*Activity:* Taking the line with "Enumerate this screenshot's" as the start, reproduce every line until the records end, exactly and with nothing added.
───── Information given ─────
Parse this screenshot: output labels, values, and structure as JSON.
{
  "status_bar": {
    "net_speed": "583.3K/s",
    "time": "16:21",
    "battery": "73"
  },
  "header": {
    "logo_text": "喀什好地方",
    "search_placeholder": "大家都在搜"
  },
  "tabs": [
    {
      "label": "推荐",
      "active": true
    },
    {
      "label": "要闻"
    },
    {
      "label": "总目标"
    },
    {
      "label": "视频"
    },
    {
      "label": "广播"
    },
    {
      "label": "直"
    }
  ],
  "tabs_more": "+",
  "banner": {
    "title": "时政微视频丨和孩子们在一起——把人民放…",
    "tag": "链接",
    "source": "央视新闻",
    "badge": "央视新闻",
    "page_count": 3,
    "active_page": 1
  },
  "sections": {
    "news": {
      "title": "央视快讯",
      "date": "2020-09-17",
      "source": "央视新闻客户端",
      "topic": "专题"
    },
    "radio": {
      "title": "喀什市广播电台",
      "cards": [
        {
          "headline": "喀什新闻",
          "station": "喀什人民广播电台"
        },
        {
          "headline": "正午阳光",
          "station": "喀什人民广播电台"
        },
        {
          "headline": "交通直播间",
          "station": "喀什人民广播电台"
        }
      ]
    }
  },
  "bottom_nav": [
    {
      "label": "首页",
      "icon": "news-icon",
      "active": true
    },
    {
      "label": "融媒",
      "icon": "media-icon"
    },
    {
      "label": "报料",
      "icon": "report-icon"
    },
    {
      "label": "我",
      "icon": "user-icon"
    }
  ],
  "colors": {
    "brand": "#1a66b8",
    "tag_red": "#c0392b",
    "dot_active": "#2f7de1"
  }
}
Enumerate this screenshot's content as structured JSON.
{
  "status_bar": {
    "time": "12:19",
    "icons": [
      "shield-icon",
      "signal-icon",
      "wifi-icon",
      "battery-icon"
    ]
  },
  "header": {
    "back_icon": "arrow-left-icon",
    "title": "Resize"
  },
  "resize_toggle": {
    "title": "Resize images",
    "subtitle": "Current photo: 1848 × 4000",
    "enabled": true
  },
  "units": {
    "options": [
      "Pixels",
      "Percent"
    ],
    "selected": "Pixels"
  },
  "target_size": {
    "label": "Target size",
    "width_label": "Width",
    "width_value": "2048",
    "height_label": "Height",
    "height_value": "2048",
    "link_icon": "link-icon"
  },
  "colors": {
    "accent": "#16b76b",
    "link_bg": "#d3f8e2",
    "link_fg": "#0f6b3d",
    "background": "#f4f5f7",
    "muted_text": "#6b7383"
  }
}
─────
*Result for this exercise:*
Enumerate this screenshot's content as structured JSON.
{
  "status_bar": {
    "time": "12:19",
    "icons": [
      "shield-icon",
      "signal-icon",
      "wifi-icon",
      "battery-icon"
    ]
  },
  "header": {
    "back_icon": "arrow-left-icon",
    "title": "Resize"
  },
  "resize_toggle": {
    "title": "Resize images",
    "subtitle": "Current photo: 1848 × 4000",
    "enabled": true
  },
  "units": {
    "options": [
      "Pixels",
      "Percent"
    ],
    "selected": "Pixels"
  },
  "target_size": {
    "label": "Target size",
    "width_label": "Width",
    "width_value": "2048",
    "height_label": "Height",
    "height_value": "2048",
    "link_icon": "link-icon"
  },
  "colors": {
    "accent": "#16b76b",
    "link_bg": "#d3f8e2",
    "link_fg": "#0f6b3d",
    "background": "#f4f5f7",
    "muted_text": "#6b7383"
  }
}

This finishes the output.